Other than a one-day washout, the 14th annual Cumming Country Fair & Festival was "a great run," said Cumming's fairgrounds administrator.
"It's always tough to make up that one rain day," Dave Horton said. "But we were real pleased with the numbers. We had great weather every day except Wednesday."
The fair closed Oct. 8, its seventh night, as the forecast called for severe weather.
Still, this year's event drew 107,741 people, about 10,000 shy of last year's totals. Horton said a bad economy and the high price of gas also were attendance factors.
"All that affected us some, but not to any great extent," Horton said. "Overall, I'm real pleased with the numbers, and I think it was a good one."
Lacey Payne of Forsyth County agreed.
"It was great this year," said Payne, who went twice during the fair's 11-day run of Oct. 2-12. "We went the first night, and we came back Friday night to see Jon Anderson."
Payne said her husband, James, is a lifetime fan of Anderson and was excited to see the country music star perform.
"He did a good job," she said.
Horton said Anderson got help from the staff of the Indian Village on his hit song "Seminole Wind."
"They were in full regalia," Horton said. "They danced in front of the stage, and Jon Anderson liked that and that crowd went crazy."
Horton said he's already begun planning for next year's fair, though he hasn't locked in on specific musicians or other entertainers.
"I always plan for the next year to be even better," he said. "I'm always looking forward to setting up our new ground acts and entertainers ... it's a year-round process."
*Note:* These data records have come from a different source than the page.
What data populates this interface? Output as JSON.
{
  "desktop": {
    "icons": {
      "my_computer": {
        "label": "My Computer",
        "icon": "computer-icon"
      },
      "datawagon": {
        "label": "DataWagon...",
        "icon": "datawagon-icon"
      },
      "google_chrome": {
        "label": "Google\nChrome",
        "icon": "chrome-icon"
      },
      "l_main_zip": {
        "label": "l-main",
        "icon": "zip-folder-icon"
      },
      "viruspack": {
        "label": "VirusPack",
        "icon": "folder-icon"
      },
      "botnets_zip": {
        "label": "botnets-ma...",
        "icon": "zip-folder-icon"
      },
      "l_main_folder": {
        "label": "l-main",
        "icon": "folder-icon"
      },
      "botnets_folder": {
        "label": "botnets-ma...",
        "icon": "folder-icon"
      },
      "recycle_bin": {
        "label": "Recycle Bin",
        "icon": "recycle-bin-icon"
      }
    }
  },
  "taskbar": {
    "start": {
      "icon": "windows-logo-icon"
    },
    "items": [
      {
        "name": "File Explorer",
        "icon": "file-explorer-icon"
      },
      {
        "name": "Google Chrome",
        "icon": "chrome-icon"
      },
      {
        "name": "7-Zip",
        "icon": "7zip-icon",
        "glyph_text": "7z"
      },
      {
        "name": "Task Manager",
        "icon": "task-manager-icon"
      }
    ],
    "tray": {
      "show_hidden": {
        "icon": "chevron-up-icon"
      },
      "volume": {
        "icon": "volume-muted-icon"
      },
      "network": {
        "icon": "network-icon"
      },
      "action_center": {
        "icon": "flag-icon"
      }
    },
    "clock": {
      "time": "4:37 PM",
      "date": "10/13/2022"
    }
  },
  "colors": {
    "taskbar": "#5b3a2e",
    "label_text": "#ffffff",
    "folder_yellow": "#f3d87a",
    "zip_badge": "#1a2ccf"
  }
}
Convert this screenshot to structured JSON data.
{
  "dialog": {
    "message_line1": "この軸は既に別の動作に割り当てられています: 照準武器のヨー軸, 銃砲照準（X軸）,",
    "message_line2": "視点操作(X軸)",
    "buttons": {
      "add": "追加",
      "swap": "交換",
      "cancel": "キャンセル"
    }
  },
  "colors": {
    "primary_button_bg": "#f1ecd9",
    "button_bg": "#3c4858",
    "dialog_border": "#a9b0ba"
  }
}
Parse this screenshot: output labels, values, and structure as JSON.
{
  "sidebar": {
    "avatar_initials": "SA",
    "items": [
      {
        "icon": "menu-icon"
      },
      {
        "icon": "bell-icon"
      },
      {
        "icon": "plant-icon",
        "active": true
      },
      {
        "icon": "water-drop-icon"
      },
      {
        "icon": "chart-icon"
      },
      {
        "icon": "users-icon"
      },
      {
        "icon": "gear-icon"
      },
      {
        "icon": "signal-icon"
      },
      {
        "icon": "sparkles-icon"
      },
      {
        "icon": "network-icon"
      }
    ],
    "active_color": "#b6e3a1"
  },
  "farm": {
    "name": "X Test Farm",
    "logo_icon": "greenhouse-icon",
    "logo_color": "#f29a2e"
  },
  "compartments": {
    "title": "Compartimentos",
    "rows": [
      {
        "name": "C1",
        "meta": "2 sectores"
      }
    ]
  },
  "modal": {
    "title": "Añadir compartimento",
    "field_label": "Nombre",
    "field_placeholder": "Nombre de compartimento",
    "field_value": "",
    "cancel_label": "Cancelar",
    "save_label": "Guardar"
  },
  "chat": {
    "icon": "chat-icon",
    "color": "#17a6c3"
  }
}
Many of the acts gather at the International Association of Fairs and Expositions, an annual event that allows entertainers to advertise their services. Horton said he will attend the gathering, which is scheduled for December.
Horton said free admission days helped this year's fair, particularly in light of the struggling economy.
"It gave people a chance to get in if they were worried about admission," he said.
City of Cumming Police Chief Mike Eason said the fair came and went with "no significant problems."
"We had good crowds, had good folks and pretty good fair weather," Eason said.
He said there were a few incidents of kids spitting off rides.
"We had a few and they were evicted from the fairgrounds as part of the process," he said.
Law enforcement got a little help at the fair this year, he said, from Polaris on Veterans Memorial Boulevard and McAllister Retail on Castleberry Road.
Polaris loaned two all-terrain vehicles and McAllister provided two motor scooters for authorities to use during the fair.
"It increased the mobility of the officers so they were more visible," he said. "With the number of officers we had, if they were on foot, you couldn’t move around and be seen as much.
"Plus with the (ATVs) we were able to help transport handicapped people and things like that throughout the park on occasions as well."
Eason said AT&T donated a trailer that served as a police operations booth and will be used for future events.
Staff writer Julie Arrington contributed to this report.